# [Task directions]
Look for the word "this" in the entries below, then copy every line that has it.

*** Begin section ***

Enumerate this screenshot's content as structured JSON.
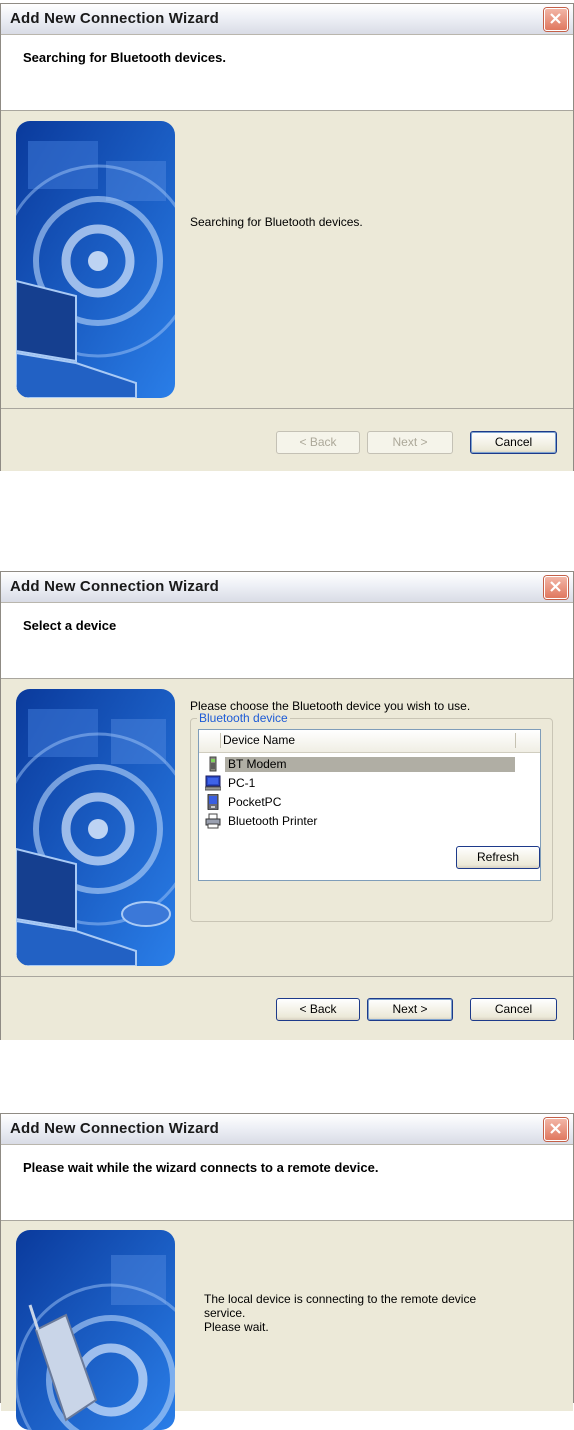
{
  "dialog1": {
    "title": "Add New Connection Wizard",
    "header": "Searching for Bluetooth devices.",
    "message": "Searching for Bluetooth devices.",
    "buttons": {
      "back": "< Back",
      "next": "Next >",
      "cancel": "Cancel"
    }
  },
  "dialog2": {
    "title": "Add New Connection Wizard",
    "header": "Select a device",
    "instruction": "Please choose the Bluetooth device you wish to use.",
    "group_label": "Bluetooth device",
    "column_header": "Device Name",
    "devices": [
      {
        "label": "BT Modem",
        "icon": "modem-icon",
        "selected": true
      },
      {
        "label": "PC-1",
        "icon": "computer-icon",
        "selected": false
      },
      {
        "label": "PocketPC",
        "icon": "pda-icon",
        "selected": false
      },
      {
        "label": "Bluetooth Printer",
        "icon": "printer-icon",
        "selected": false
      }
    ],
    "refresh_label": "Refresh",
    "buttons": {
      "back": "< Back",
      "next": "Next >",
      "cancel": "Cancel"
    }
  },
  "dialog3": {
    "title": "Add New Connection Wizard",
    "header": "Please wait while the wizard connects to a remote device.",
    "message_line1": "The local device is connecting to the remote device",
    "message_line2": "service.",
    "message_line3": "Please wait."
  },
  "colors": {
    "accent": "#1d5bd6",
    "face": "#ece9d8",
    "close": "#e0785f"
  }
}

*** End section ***
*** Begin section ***

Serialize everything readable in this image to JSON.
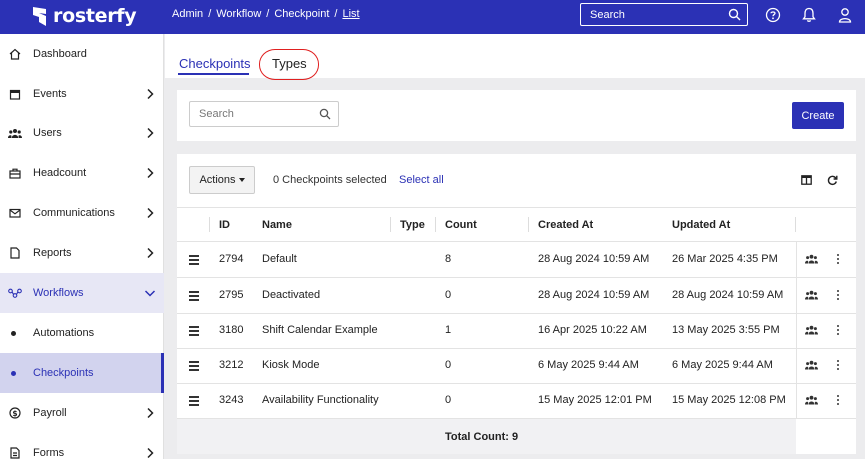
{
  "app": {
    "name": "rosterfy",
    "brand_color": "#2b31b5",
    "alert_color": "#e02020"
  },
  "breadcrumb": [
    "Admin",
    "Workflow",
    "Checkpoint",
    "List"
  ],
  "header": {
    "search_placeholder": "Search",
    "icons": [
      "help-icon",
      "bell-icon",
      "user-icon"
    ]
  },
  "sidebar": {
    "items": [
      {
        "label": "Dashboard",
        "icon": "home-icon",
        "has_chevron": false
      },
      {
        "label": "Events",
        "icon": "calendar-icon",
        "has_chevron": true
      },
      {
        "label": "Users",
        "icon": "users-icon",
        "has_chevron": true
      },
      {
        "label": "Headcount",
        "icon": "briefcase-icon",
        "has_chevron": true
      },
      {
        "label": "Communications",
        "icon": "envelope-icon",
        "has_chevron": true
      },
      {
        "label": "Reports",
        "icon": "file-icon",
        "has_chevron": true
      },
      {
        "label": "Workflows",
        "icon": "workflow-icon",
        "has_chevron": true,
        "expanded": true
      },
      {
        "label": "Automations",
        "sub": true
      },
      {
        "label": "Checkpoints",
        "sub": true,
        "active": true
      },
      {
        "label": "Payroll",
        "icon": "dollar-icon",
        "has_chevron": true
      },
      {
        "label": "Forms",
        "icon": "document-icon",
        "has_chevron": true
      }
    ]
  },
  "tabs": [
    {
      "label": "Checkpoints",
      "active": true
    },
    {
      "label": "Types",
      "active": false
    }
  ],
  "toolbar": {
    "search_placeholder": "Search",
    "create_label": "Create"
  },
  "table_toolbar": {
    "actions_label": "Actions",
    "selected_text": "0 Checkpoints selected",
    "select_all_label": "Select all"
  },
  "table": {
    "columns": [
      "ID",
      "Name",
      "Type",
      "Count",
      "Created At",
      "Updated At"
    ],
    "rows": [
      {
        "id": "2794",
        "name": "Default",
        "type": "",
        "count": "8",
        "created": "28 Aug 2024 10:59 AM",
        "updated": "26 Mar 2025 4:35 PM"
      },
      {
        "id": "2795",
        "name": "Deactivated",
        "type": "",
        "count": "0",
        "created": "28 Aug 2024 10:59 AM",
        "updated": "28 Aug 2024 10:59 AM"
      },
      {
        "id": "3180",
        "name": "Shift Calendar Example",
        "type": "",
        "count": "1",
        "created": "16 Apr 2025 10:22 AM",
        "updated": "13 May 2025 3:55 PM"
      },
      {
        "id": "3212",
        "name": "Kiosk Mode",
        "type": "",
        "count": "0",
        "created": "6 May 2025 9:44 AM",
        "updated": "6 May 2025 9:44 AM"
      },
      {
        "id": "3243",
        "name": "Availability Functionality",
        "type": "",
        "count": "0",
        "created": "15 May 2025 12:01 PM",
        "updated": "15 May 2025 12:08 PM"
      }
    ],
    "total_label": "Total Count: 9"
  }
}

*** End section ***

# [Result]
Enumerate this screenshot's content as structured JSON.
Serialize everything readable in this image to JSON.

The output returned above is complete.